the raft c fasad

Source: Fasad

‘The Raft’

Dir/scr. Marcus Lindeen. Sweden/Denmark/US/Germany. 2018. 97 mins.

Winner of the top prize – the DOX: AWARD – at the recent CPH: DOX festival, Marcus Lindeen’s follow-up to The Regretters is another studio-based project which uses some superb 16mm period footage to take the viewers out onto the stormy seas of identity politics in the 1970s. A thoughtful and fascinating piece, it’s a game of two halves, however, with Lindeen making heavy work of modern-day footage which tends to drag on the dynamism of the past.

Gifted with eight hours of 16mm footage taken onboard over 40 years ago, Lindeen has quite a story to tell here

Lindeen has reunited the seven survivors of an 11-man raft trip across the Atlantic in 1973 put together by the radical Mexican social anthropologist Santiago Genovés. Having lived through a plane hi-jacking, Genovés came up with the idea of isolating people in a “laboratory” in order to study conflict. He devised a seven-metre steel raft called the Acali which would sail from the Canary Islands to Mexico over three months, crewed by volunteers of different nationalities, race, religion and social backgrounds in order “to create tension”.

Interesting times, the 1970s: he had no problems financing or filling it with a team of good-looking parents (he wanted sexual sparks between “attractive people” who might be stressed about missing their children) and setting out to sea without a care in the world, it seems. The only person worried about safety was the only professional on board, Maria, the Swedish captain. The women were all put in positions of authority – the Israeli doctor, Edna, frogwoman Servane – the booze was loaded up, books were banned, and Genovés sat back and waited for it all to kick off. No wonder the press on shore started calling it the “sex raft”.

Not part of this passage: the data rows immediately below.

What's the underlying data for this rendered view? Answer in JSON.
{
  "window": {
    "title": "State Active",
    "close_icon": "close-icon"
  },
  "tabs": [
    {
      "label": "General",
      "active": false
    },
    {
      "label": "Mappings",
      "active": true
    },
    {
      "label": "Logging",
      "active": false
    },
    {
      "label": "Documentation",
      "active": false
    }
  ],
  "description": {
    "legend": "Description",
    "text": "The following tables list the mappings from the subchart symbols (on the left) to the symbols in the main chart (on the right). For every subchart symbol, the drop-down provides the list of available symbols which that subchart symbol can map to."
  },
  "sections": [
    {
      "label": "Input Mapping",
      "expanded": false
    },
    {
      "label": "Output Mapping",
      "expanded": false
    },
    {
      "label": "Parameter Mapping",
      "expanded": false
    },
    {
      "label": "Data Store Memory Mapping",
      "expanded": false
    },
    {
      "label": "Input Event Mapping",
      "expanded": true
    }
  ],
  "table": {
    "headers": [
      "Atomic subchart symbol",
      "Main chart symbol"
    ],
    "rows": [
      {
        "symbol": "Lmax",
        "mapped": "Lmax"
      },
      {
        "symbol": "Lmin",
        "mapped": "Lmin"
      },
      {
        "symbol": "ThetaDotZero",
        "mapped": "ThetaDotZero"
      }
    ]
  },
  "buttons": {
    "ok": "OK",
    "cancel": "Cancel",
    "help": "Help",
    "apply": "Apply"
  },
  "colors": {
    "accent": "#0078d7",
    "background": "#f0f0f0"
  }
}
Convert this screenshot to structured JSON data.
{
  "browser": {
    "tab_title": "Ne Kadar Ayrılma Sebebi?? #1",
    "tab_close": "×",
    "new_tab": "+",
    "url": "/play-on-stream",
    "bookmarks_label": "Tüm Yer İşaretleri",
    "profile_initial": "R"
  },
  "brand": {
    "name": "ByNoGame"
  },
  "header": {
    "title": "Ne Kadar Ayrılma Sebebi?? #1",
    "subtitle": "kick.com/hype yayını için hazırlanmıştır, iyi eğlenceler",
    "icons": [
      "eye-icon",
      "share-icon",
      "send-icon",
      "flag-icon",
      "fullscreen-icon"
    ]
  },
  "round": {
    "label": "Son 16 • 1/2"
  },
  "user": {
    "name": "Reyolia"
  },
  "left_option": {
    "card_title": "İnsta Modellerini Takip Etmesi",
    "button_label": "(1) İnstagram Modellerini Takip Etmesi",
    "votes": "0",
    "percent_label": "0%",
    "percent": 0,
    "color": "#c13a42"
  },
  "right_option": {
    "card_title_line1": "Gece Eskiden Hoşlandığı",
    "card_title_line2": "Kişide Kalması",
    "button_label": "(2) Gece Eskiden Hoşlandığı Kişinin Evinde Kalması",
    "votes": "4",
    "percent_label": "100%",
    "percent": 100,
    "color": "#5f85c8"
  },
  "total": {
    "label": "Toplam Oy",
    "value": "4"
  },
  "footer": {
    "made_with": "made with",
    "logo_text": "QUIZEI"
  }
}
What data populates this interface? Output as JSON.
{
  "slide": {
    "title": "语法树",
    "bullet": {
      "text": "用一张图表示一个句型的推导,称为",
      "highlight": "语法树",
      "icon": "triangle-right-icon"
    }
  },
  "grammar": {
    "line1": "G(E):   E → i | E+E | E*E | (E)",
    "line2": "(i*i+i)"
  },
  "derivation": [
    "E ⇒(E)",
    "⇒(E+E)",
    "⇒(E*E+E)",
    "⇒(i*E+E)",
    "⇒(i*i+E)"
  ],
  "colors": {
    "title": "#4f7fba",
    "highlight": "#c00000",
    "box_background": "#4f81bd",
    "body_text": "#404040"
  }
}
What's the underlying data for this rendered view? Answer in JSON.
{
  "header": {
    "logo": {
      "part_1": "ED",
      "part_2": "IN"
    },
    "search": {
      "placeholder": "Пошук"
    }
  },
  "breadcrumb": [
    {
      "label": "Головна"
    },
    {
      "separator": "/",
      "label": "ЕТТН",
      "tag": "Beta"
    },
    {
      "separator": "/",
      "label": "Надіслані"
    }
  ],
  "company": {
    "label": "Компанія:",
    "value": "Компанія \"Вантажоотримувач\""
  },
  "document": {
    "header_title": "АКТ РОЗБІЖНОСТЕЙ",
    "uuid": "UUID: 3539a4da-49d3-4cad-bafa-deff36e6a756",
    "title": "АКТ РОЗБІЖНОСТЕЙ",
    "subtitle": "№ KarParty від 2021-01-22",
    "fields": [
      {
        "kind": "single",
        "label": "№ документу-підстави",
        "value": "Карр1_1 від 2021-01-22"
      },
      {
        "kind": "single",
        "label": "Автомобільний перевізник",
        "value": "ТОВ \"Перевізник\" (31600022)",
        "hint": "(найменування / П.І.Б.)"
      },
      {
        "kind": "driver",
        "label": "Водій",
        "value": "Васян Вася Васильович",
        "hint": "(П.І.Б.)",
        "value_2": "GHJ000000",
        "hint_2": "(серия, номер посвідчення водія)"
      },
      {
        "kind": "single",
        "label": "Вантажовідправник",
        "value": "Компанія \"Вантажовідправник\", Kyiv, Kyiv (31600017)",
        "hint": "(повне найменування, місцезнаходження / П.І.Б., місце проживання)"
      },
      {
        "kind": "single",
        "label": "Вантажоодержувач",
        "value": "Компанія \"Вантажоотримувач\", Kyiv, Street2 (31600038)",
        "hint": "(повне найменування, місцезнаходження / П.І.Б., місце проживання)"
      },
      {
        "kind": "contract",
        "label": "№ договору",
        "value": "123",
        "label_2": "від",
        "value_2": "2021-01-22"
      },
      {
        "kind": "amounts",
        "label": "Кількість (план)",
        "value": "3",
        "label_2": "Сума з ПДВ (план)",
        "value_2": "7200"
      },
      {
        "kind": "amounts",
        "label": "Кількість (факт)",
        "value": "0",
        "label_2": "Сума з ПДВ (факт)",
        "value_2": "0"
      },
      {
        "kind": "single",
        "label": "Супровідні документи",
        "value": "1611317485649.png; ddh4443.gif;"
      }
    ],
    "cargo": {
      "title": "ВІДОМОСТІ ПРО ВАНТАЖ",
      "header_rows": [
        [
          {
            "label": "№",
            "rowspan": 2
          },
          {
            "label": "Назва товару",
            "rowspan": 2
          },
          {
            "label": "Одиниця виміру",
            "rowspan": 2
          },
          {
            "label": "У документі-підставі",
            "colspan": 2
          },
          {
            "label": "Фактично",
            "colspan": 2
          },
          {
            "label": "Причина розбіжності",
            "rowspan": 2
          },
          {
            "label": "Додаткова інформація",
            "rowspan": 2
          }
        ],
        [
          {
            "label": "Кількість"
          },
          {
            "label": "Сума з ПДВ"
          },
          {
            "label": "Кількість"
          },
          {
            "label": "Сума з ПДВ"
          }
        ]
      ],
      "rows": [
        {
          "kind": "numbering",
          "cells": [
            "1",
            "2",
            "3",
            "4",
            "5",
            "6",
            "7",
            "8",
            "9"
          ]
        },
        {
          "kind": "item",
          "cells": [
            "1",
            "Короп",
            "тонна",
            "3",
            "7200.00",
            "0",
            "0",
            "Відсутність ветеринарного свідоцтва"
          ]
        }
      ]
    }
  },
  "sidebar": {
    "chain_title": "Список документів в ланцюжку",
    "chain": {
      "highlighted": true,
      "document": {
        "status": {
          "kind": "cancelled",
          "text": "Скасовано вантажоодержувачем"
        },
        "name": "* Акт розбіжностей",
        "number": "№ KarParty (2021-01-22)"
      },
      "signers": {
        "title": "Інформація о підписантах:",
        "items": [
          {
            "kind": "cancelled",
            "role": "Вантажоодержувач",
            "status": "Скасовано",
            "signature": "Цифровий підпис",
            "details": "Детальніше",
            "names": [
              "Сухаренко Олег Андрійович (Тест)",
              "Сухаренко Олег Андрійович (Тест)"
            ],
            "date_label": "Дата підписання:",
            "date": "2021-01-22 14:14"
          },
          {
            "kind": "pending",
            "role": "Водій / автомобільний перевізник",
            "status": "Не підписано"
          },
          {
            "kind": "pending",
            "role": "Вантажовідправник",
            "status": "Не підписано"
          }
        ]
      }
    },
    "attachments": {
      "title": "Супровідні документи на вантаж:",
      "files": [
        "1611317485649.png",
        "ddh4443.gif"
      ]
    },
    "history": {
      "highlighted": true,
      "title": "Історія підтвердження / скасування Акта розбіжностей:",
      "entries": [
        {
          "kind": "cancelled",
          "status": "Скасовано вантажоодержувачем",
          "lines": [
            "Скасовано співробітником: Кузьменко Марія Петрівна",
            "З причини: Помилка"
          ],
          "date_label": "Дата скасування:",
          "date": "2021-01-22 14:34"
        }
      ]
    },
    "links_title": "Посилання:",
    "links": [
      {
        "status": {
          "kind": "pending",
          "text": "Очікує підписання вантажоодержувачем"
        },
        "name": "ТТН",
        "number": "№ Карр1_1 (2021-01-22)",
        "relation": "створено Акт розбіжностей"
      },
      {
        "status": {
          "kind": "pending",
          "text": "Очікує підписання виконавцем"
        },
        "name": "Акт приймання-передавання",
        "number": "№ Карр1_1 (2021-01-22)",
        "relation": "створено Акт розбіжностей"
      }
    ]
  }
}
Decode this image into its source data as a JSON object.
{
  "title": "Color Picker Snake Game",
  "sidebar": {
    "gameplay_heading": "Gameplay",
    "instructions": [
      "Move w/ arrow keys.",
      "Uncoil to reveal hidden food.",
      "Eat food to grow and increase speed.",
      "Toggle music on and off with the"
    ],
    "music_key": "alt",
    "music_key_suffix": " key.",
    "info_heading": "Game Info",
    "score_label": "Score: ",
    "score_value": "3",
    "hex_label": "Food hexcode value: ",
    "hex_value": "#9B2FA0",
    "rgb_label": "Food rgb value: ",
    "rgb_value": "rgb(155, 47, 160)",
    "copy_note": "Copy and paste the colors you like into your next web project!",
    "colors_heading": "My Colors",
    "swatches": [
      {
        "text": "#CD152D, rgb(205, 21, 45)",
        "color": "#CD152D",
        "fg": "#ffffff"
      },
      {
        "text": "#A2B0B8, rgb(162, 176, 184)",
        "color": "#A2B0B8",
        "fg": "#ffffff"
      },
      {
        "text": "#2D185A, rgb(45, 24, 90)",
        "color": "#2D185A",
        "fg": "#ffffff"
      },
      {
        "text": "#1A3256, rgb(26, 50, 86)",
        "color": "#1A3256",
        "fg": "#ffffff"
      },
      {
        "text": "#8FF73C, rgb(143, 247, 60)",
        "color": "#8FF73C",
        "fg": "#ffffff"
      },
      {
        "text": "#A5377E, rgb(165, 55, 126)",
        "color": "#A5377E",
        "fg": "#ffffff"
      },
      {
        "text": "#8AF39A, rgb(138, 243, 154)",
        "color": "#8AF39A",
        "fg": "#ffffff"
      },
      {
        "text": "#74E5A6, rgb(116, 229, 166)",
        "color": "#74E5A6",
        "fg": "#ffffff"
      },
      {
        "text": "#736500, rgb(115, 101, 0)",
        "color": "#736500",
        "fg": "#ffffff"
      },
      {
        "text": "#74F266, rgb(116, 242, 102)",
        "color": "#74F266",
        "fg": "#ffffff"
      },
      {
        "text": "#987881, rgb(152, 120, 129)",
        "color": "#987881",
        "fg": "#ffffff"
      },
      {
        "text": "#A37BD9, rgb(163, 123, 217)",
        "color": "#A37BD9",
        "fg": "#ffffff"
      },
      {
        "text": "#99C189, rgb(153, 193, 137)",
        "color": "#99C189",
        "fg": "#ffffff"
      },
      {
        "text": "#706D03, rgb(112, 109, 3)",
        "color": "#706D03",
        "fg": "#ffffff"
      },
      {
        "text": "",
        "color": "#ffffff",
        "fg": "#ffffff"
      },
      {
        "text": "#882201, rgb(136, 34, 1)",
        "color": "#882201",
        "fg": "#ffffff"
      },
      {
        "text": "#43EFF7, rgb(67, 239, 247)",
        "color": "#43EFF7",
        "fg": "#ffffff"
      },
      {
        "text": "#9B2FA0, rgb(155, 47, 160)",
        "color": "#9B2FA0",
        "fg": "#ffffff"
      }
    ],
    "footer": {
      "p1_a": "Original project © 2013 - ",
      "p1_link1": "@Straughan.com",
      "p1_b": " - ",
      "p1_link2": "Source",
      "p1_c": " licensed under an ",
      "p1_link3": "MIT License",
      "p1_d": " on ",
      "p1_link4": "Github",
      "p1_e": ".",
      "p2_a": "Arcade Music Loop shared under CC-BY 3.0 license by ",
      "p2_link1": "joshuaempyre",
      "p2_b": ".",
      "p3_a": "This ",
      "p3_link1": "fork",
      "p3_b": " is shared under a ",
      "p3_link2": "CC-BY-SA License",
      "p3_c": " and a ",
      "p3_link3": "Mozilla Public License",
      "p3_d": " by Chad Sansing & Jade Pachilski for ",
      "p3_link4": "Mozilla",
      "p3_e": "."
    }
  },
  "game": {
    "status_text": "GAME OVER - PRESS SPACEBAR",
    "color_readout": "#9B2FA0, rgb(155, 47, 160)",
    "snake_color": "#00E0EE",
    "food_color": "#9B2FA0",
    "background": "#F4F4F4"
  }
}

Gifted with eight hours of 16mm footage taken onboard, Lindeen has quite a story to tell here, especially as it didn’t at all work out as the late Genovés planned. One of the most shocking elements is watching everyone on board in bikinis and trunks, hatless, completely exposed to the elements and the currents they were trying to use to reach their destination (the Acali had no engines). The whole idea was madcap but unbelievably they coped; in fact, it was Genovés who started to crack.

With a great deal of slow solemnity which didn’t accompany the original expedition, Lindeen has recreated the raft in a studio (it was exhibited as part of CPH: DOX) and invited the survivors inside to look around. It’s interesting that only one man, Japanese photographer Eisuke, has survived to chat awkwardly with his female sea-mates about what they recall and how they might interpret it now. Certainly, it’s unimaginable that the voyage of the Acali would take place in today’s safety-obsessed climate, but what, if anything, did they learn during this crazy, golden opportunity?

Sadly, Genovés isn’t around to tell his side of the story, but Lindeen has written a terrific narration from the anthropologist’s diaries and poetry, read with a great deal of relish by the actor Daniel Giménez Cacho. It livens up the slow sequences and adds tow to the undercurrents on this fantastic voyage.

Production company: FASAD productions AB

International sales: Wide House,

Producer: Eric Gandini

Production design: Simone Grau Roney

Editing: Alexandra Strauss, Dominika Daubenbuchel

Cinematography: Måns Månsson

Narrator: Daniel Giménez Cacho, based on the writings of Santiago Genovés